Quantcast

The interior of Chikarashi. Photo by Selwyn Chan

Nestled between East Canal Jewelry Inc. and a multi-use building in Chinatown, is Chikarashi, a new Japanese-style poké sushi bowl restaurant at 227 Canal Street. Prior to 2016, the building maintained a number of identities. Before it was Chikarashi, the store sold knockoff designer bags. Now, Jonathan Chu, part of Chu Enterprises, is ready to bring new life to Chinatown. Chu was involved in other projects in the Chinatown neighborhood, including the transformation of 50 Bowery into a luxury hotel and the restoration of the historical Tuxedo Restaurant on Doyers Street.

Chikarashi-Chinatown-NYC 2227 Canal Street as a bag shop. Photo by Robert K. Chin

“This is the time for Chinatown,” says Chu. “It’s been dwindling and fading for a long time.” In a community with an aging population, Chu says that he hope Chikarashi will “challenge the younger demographic to come back to Chinatown,” instead of venturing to other New York City neighborhoods during their lunch breaks.

Chikarashi-exterior-Chinatown-NYCThe current exterior of Chikarashi

Most of the food offerings in Chinatown are traditional Chinese cuisine, and as Chu calls them, “staples” in the community.

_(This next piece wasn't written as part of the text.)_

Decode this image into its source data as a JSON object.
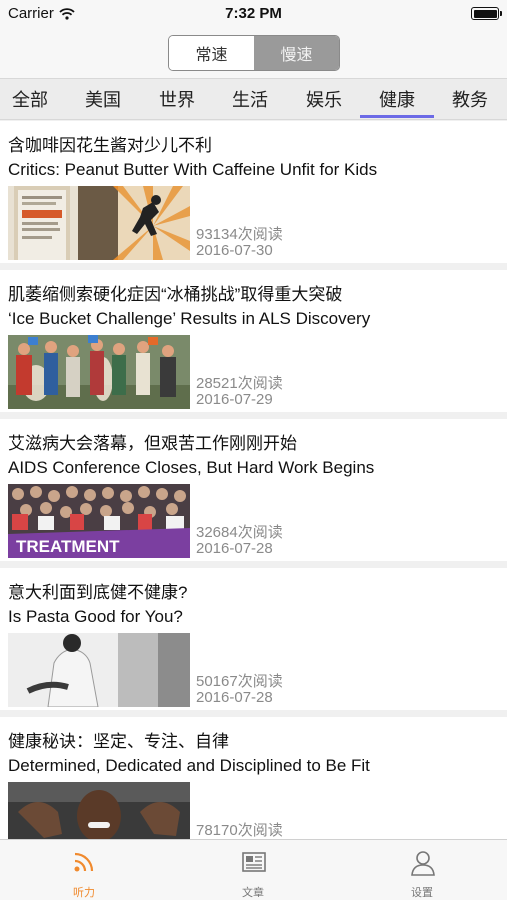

Chikarashi is the first of its kind in the area, with other poké restaurants located in Midtown, the Upper East Side and other parts of Manhattan. But Chu says that he is not aiming to be in competition with the neighborhood favorites. “The staples are still the staples,” says Chu, “we’re respectful of the culture.”

Historically, the lower Manhattan neighborhood has been rich with Chinese culture, boasting a population of nearly 100,000 people. The neighborhood is home to the largest population of Chinese people in the Western hemisphere, according to exploreChinatown.com.

Chikarashi-poke bowl-Chinatown-NYC 3Photo from the Chikarashi website

Both Chu his business partner, Selwyn Chan say their goal is to bring a higher standard of food, and life in general, to Chinatown. To achieve this, they brought in Michael Lim as their head chef. Lim’s previous experience includes working in a number of Michelin-starred restaurants. Ivy Tsang, a creative director at Code and Theory and formerly with Publicis, was brought in to work in-house on the marketing and public relations of Chikarashi.

“I bring the same techniques to this kitchen as I did to my other kitchens,” says Lim. the only difference is that the food is served in a bowl.” At Chikarashi, the menu was curated by the chef, and is advertised as being “from sea to table.” There are six poké bowls on the menu, including the Goya Shoyu Tuna, Sichuan Chili Salmon and a daily special.

Photo from the Chikarashi website

Chan adds that the restaurant receives fresh daily fish deliveries, and everything from the wasabi to the mayonnaise is made in-house. “I think that it’s appreciated,” says Chan. “There are no restaurants of this quality and demand in the neighborhood.”

Though Chikarashi is still in its soft opening, and there has been no advertising or marketing, save for word of mouth around the neighborhood, Chu says that business has been doing well. Mike Chau, who runs the well-known Instagram food account, “foodbabyny,” has patronized Chikarashi and posted pictures to his social media. “Some people have called us the best poké in New York City,” says Chu.

Next, see the archeological discoveries at 50 Bowery, another forthcoming development in Chinatown and discover the alleys and small streets of Chinatown.

Leave a Comment